The three prominent sects of Mennonites all claim to be non-resistants, or wehrlos. The Old Mennists, who are the most numerous and least rigid, vote at elections, and are allowed to hold such public offices as school director and road supervisor, but not to be members of the legislature. The ministers are expected not to vote.* The members of this society cannot bring suit against any one; they can hold mortgages, but not judgment bonds.† Like Quakers, they were not allowed to hold slaves, and they do not take oaths nor deal in spirituous liquorsOn a Sunday morning Amish wagons, covered with yellow oil-cloth, may be seen moving toward the house of that member whose turn it is to have the meeting. Great have been the preparations there beforehand, -- the whitewashing, the scrubbing, the polishing of tin and brass. Wooden benches and other seats are provided for the "meeting-folks," and the services resemble those already described. Of course, young mothers do not stay at home, but bring their infants with them. When the meeting is over, the congregation remain to dinner. Bean soup was formerly the principal dish, but, with the progress of luxury, the farmers of a fat soil no longer confine themselves to so simple a diet. Imagine what a time of social intercourse this must be.

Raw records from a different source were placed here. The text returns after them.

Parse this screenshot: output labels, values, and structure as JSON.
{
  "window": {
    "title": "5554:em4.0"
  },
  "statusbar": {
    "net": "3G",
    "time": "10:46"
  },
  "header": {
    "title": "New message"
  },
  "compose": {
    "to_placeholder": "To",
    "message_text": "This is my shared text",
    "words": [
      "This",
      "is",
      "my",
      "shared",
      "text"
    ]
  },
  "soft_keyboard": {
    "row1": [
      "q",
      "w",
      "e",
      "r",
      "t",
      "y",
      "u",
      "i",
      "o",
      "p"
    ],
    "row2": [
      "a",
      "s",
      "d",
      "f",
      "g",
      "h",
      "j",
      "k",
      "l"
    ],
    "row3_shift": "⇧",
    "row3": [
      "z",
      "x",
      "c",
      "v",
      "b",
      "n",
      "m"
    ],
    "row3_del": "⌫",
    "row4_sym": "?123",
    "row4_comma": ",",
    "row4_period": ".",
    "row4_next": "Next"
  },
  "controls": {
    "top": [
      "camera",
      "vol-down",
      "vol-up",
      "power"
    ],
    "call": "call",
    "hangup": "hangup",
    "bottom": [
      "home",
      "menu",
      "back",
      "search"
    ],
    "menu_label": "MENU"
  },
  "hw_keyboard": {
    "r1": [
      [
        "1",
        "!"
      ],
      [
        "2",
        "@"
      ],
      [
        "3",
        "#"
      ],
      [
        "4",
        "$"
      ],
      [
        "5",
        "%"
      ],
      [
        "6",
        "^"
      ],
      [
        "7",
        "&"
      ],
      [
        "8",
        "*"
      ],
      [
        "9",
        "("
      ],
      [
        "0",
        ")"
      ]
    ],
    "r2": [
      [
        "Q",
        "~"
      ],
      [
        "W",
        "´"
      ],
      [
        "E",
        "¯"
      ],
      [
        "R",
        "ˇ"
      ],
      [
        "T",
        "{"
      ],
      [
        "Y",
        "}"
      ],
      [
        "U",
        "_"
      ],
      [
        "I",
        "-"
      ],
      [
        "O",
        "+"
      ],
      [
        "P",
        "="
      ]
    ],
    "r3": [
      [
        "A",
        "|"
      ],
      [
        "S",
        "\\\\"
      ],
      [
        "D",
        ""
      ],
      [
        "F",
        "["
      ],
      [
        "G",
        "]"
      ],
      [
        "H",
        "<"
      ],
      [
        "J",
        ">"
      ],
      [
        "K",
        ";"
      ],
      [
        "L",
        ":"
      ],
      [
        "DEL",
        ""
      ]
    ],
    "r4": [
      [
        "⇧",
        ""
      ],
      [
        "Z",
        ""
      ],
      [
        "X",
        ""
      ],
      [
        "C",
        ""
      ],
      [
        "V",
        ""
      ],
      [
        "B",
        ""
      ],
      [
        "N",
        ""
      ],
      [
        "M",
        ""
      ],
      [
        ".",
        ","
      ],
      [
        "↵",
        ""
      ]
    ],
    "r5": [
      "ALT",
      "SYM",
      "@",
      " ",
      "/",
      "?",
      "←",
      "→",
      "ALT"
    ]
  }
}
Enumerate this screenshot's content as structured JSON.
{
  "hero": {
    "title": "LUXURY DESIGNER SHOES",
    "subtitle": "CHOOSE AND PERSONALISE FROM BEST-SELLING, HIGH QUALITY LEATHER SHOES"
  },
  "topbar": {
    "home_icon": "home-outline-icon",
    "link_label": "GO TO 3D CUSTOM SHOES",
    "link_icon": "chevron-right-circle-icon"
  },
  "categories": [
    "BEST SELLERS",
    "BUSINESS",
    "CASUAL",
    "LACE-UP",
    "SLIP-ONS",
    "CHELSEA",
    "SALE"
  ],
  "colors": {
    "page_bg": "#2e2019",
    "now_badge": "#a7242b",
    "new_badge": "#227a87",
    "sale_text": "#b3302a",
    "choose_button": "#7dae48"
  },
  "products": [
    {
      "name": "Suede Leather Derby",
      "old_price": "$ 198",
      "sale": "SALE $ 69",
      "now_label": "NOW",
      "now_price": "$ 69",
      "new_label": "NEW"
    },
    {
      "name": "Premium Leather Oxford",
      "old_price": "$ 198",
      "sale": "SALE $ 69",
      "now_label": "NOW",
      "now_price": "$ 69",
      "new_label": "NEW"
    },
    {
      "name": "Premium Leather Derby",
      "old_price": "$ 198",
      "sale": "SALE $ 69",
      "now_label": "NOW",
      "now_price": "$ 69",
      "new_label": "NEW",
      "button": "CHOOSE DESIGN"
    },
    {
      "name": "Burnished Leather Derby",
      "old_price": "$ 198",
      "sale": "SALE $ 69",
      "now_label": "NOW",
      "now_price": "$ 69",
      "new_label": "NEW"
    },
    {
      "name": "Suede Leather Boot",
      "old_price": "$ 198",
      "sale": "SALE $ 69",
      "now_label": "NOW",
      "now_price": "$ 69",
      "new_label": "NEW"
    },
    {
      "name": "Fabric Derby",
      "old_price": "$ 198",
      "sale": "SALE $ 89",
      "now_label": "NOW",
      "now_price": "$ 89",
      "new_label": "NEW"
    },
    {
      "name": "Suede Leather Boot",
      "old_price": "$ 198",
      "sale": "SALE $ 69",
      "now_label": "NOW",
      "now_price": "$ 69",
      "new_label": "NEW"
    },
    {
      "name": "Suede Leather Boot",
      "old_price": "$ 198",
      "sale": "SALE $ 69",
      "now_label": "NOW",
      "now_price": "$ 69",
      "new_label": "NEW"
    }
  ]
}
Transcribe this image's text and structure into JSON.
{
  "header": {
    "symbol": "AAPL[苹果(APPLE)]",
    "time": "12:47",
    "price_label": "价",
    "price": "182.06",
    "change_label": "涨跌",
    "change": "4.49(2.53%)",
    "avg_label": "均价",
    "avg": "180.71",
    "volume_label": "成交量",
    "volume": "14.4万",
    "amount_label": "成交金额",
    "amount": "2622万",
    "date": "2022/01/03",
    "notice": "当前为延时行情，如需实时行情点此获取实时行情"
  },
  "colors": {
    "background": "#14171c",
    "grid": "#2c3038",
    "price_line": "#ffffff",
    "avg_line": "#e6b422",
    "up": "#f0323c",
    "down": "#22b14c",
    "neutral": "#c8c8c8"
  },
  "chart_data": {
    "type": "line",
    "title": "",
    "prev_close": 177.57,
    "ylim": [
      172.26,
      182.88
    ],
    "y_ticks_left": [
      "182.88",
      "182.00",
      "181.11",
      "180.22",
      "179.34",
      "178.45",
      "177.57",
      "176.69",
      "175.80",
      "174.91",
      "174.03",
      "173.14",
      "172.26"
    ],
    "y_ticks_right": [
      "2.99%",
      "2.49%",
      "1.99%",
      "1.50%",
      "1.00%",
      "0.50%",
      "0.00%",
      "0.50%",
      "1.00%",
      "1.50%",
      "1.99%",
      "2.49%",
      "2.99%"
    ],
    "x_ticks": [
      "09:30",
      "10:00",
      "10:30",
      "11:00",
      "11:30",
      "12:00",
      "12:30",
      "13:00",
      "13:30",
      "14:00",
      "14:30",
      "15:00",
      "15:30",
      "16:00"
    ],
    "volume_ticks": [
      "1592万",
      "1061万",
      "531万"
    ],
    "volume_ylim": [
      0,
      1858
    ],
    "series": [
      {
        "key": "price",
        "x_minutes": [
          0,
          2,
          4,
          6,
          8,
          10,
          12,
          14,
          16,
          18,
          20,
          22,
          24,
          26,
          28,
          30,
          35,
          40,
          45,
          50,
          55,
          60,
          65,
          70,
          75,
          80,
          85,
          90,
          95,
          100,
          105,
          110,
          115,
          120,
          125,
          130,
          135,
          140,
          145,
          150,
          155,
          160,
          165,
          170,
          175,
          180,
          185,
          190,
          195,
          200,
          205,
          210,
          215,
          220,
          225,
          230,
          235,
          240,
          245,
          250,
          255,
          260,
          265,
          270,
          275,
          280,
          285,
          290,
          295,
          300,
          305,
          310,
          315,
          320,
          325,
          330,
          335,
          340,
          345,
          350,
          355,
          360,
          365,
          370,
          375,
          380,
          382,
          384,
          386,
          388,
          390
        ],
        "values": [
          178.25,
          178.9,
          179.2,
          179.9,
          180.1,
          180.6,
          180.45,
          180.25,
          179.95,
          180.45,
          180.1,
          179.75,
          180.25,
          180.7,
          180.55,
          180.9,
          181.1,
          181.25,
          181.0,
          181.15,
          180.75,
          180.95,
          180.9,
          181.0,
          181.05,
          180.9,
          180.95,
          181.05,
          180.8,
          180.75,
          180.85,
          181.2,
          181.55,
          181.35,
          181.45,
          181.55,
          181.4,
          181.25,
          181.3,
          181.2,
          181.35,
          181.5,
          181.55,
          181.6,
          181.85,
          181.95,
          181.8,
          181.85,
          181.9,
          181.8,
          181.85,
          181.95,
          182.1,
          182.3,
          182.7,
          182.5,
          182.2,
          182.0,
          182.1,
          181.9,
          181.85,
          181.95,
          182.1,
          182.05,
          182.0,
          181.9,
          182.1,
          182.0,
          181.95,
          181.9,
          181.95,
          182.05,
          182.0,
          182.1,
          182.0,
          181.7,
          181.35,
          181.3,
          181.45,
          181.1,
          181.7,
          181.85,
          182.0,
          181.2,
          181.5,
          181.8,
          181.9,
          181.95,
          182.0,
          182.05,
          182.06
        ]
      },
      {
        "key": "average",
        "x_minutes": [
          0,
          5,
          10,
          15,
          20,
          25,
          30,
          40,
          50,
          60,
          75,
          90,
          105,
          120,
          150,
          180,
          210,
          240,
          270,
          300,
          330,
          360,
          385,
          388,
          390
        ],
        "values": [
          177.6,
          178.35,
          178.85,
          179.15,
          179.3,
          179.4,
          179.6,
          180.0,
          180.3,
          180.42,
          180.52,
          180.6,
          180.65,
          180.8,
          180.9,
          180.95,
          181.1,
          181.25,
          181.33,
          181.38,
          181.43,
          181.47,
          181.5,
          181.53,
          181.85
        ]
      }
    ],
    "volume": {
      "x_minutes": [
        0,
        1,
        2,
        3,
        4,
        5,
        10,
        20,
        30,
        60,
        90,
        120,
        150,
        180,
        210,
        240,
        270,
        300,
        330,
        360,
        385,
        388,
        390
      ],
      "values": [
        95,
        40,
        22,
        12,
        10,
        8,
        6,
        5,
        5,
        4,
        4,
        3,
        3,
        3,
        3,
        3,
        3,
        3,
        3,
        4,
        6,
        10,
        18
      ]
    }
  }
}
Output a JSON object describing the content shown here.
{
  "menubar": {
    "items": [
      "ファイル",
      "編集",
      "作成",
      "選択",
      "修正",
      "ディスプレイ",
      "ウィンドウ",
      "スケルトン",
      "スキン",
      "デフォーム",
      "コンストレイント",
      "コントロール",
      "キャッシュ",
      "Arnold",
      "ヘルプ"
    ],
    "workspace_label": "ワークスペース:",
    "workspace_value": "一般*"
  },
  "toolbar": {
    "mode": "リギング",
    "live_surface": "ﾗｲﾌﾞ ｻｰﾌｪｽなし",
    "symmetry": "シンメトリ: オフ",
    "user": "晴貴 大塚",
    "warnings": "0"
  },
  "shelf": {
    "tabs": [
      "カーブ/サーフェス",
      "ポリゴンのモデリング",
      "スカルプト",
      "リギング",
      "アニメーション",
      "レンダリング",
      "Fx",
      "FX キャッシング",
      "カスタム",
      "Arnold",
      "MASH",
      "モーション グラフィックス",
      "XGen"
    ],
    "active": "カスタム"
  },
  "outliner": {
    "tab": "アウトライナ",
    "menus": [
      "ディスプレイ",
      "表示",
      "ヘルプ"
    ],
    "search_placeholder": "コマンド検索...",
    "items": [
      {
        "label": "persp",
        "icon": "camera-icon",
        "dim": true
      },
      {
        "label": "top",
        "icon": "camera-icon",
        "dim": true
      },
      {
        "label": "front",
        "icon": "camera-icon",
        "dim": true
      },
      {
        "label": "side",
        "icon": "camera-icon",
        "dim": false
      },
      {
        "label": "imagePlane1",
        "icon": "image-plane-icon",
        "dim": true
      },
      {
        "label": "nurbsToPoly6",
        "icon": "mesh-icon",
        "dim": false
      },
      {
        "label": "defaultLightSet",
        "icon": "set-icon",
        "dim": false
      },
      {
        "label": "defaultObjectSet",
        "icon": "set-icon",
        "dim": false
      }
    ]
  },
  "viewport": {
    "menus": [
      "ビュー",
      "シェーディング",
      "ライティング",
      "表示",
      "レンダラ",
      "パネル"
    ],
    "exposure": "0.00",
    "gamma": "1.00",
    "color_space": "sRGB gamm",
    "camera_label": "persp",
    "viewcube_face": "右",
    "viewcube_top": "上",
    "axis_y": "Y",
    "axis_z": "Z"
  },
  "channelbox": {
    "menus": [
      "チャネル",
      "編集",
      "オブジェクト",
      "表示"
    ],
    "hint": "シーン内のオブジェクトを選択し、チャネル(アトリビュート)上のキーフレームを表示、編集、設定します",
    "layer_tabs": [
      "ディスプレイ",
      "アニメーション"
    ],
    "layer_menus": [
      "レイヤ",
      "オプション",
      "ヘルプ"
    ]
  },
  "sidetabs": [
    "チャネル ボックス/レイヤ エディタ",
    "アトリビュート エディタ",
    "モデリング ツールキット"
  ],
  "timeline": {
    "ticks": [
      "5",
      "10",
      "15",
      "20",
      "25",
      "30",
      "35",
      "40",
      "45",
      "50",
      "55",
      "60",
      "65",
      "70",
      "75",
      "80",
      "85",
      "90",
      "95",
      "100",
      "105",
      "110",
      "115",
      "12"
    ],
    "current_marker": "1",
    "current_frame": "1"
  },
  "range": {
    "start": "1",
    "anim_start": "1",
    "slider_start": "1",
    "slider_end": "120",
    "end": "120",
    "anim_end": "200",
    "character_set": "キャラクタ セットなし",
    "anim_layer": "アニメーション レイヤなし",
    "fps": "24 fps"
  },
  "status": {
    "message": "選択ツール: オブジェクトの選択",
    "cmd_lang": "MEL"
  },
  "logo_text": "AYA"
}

The Amish dress is peculiar; and the children are diminutive men and women. The women wear sun-bonnets and closely-fitting dresses, but often their figures look very trim, in brown, with green or other bright handkerchiefs meeting over the breast. I saw a group of Amish at the railroad station the other day, --men, women, and a little boy. One of the young women wore a pasteboard sun-bonnet covered with black, and tied with narrow blue ribbon, among which showed the thick white strings of her Amish cap; a gray shawl, without fringe; a brown stuff dress, and a purple apron. One middle-aged man, inclined to corpulence, had coarse, brown, woollen clothes, and his pantaloons were without suspenders, in the Amish fashion. No buttons were on his coat behind, but down the front were hooks and eyes. One young girl wore a bright brown sun-bonnet, a green dress, and a light blue apron. The choicest figure, however, was the six-year-old, in a jacket, and with pantaloons plentifully plaited into the waistband behind; hair cut straight over the forehead, and hanging to the shoulder; and a round-crowned black wool hat, with an astonishingly wide brim. The little girls, down to two years old, wear the plain cap, and the handkerchief crossed upon the breast. In this fertile limestone district farming is vary laborious, being entirely by tillage. Our regular routine is once in five years to plough the sod ground for corn. In the next ensuring year the same ground is sowed with oats; and when the oats come off in August, the industrious "Dutchmen" immediately manure the stubble-land for wheat. I have seen them laying the